### Activity
Copy all the lines of the data that include the word "group".

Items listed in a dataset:

==============================

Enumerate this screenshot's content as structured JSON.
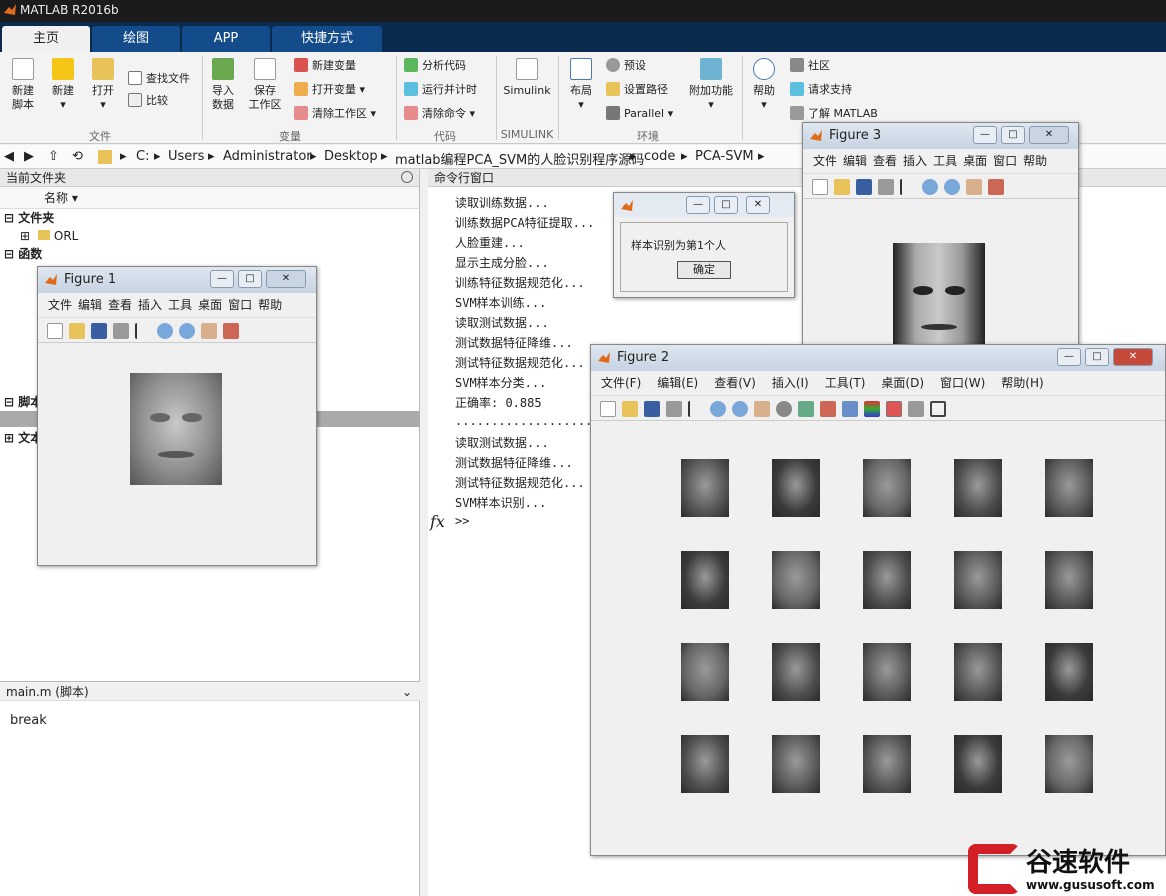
{
  "window": {
    "title": "MATLAB R2016b"
  },
  "tabs": [
    "主页",
    "绘图",
    "APP",
    "快捷方式"
  ],
  "ribbon": {
    "file": {
      "new_script": "新建\n脚本",
      "new": "新建",
      "open": "打开",
      "find_files": "查找文件",
      "compare": "比较",
      "group": "文件"
    },
    "variable": {
      "import": "导入\n数据",
      "save_ws": "保存\n工作区",
      "new_var": "新建变量",
      "open_var": "打开变量",
      "clear_ws": "清除工作区",
      "group": "变量"
    },
    "code": {
      "analyze": "分析代码",
      "run_time": "运行并计时",
      "clear_cmd": "清除命令",
      "group": "代码"
    },
    "simulink": {
      "label": "Simulink",
      "group": "SIMULINK"
    },
    "env": {
      "layout": "布局",
      "prefs": "预设",
      "set_path": "设置路径",
      "parallel": "Parallel",
      "addons": "附加功能",
      "group": "环境"
    },
    "resources": {
      "help": "帮助",
      "community": "社区",
      "support": "请求支持",
      "learn": "了解 MATLAB"
    }
  },
  "address": [
    "C:",
    "Users",
    "Administrator",
    "Desktop",
    "matlab编程PCA_SVM的人脸识别程序源码",
    "code",
    "PCA-SVM"
  ],
  "current_folder": {
    "title": "当前文件夹",
    "col_name": "名称",
    "sec_folder": "文件夹",
    "orl": "ORL",
    "sec_func": "函数",
    "sec_script": "脚本",
    "sec_text": "文本"
  },
  "details": {
    "title": "main.m  (脚本)",
    "content": "break"
  },
  "command_window": {
    "title": "命令行窗口",
    "lines": [
      "读取训练数据...",
      "训练数据PCA特征提取...",
      "人脸重建...",
      "显示主成分脸...",
      "训练特征数据规范化...",
      "SVM样本训练...",
      "读取测试数据...",
      "测试数据特征降维...",
      "测试特征数据规范化...",
      "SVM样本分类...",
      "正确率: 0.885",
      "............................",
      "读取测试数据...",
      "测试数据特征降维...",
      "测试特征数据规范化...",
      "SVM样本识别..."
    ],
    "prompt": ">>",
    "fx": "fx"
  },
  "figure1": {
    "title": "Figure 1",
    "menu": [
      "文件",
      "编辑",
      "查看",
      "插入",
      "工具",
      "桌面",
      "窗口",
      "帮助"
    ]
  },
  "figure2": {
    "title": "Figure 2",
    "menu": [
      "文件(F)",
      "编辑(E)",
      "查看(V)",
      "插入(I)",
      "工具(T)",
      "桌面(D)",
      "窗口(W)",
      "帮助(H)"
    ]
  },
  "figure3": {
    "title": "Figure 3",
    "menu": [
      "文件",
      "编辑",
      "查看",
      "插入",
      "工具",
      "桌面",
      "窗口",
      "帮助"
    ]
  },
  "msgbox": {
    "text": "样本识别为第1个人",
    "ok": "确定"
  },
  "watermark": {
    "brand": "谷速软件",
    "url": "www.gususoft.com"
  },
  "colors": {
    "accent": "#134b8b",
    "title_bg": "#1b1b1b"
  }
}
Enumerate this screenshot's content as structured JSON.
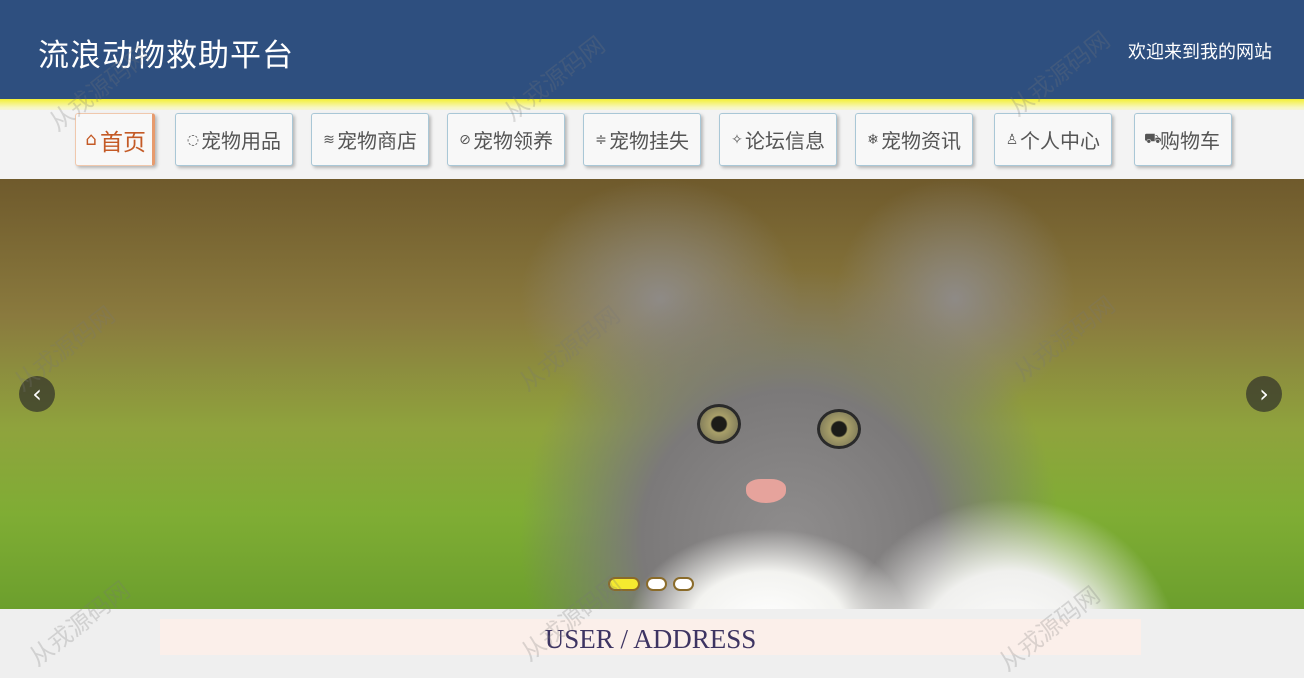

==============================

### Answer to this exercise
      "group": "文件"
      "group": "变量"
      "group": "代码"
      "group": "SIMULINK"
      "group": "环境"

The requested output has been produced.